--- PROBLEM TO SOLVE ---
Read the data, and whenever a line holds the word "plasma", report that line.

--- DATA LISTING ---
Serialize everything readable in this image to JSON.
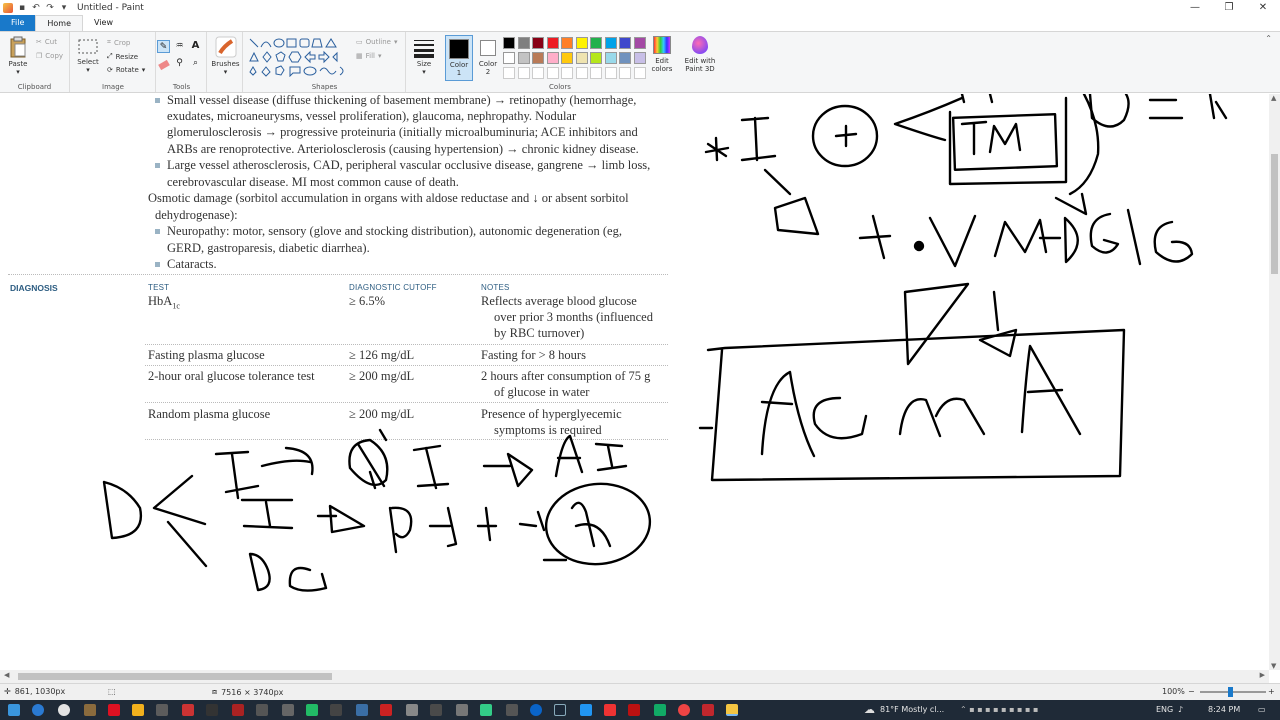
{
  "window": {
    "title": "Untitled - Paint",
    "controls": [
      "—",
      "❐",
      "✕"
    ]
  },
  "tabs": [
    {
      "label": "File"
    },
    {
      "label": "Home"
    },
    {
      "label": "View"
    }
  ],
  "ribbon": {
    "clipboard": {
      "label": "Clipboard",
      "paste": "Paste",
      "cut": "Cut",
      "copy": "Copy"
    },
    "image": {
      "label": "Image",
      "select": "Select",
      "crop": "Crop",
      "resize": "Resize",
      "rotate": "Rotate"
    },
    "tools": {
      "label": "Tools"
    },
    "brushes": {
      "label": "Brushes"
    },
    "shapes": {
      "label": "Shapes",
      "outline": "Outline",
      "fill": "Fill"
    },
    "size": {
      "label": "Size"
    },
    "color1": {
      "label": "Color\n1",
      "label_line1": "Color",
      "label_line2": "1"
    },
    "color2": {
      "label_line1": "Color",
      "label_line2": "2"
    },
    "colors": {
      "label": "Colors"
    },
    "edit_colors": {
      "line1": "Edit",
      "line2": "colors"
    },
    "paint3d": {
      "line1": "Edit with",
      "line2": "Paint 3D"
    },
    "palette_row1": [
      "#000000",
      "#7f7f7f",
      "#880015",
      "#ed1c24",
      "#ff7f27",
      "#fff200",
      "#22b14c",
      "#00a2e8",
      "#3f48cc",
      "#a349a4"
    ],
    "palette_row2": [
      "#ffffff",
      "#c3c3c3",
      "#b97a57",
      "#ffaec9",
      "#ffc90e",
      "#efe4b0",
      "#b5e61d",
      "#99d9ea",
      "#7092be",
      "#c8bfe7"
    ]
  },
  "document": {
    "lines": [
      "Small vessel disease (diffuse thickening of basement membrane) → retinopathy (hemorrhage,",
      "exudates, microaneurysms, vessel proliferation), glaucoma, nephropathy. Nodular",
      "glomerulosclerosis → progressive proteinuria (initially microalbuminuria; ACE inhibitors and",
      "ARBs are renoprotective. Arteriolosclerosis (causing hypertension) → chronic kidney disease.",
      "Large vessel atherosclerosis, CAD, peripheral vascular occlusive disease, gangrene → limb loss,",
      "cerebrovascular disease. MI most common cause of death.",
      "Osmotic damage (sorbitol accumulation in organs with aldose reductase and ↓ or absent sorbitol",
      "dehydrogenase):",
      "Neuropathy: motor, sensory (glove and stocking distribution), autonomic degeneration (eg,",
      "GERD, gastroparesis, diabetic diarrhea).",
      "Cataracts."
    ],
    "diagnosis_label": "DIAGNOSIS",
    "table_headers": [
      "TEST",
      "DIAGNOSTIC CUTOFF",
      "NOTES"
    ],
    "rows": [
      {
        "test": "HbA",
        "test_sub": "1c",
        "cutoff": "≥ 6.5%",
        "notes": [
          "Reflects average blood glucose",
          "over prior 3 months (influenced",
          "by RBC turnover)"
        ]
      },
      {
        "test": "Fasting plasma glucose",
        "cutoff": "≥ 126 mg/dL",
        "notes": [
          "Fasting for > 8 hours"
        ]
      },
      {
        "test": "2-hour oral glucose tolerance test",
        "cutoff": "≥ 200 mg/dL",
        "notes": [
          "2 hours after consumption of 75 g",
          "of glucose in water"
        ]
      },
      {
        "test": "Random plasma glucose",
        "cutoff": "≥ 200 mg/dL",
        "notes": [
          "Presence of hyperglyecemic",
          "symptoms is required"
        ]
      }
    ]
  },
  "status": {
    "cursor": "861, 1030px",
    "dimensions": "7516 × 3740px",
    "zoom": "100%"
  },
  "taskbar": {
    "weather": "81°F  Mostly cl...",
    "language": "ENG",
    "time": "8:24 PM"
  }
}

--- RESULT OF THE EXERCISE ---
        "test": "Fasting plasma glucose",
        "test": "Random plasma glucose",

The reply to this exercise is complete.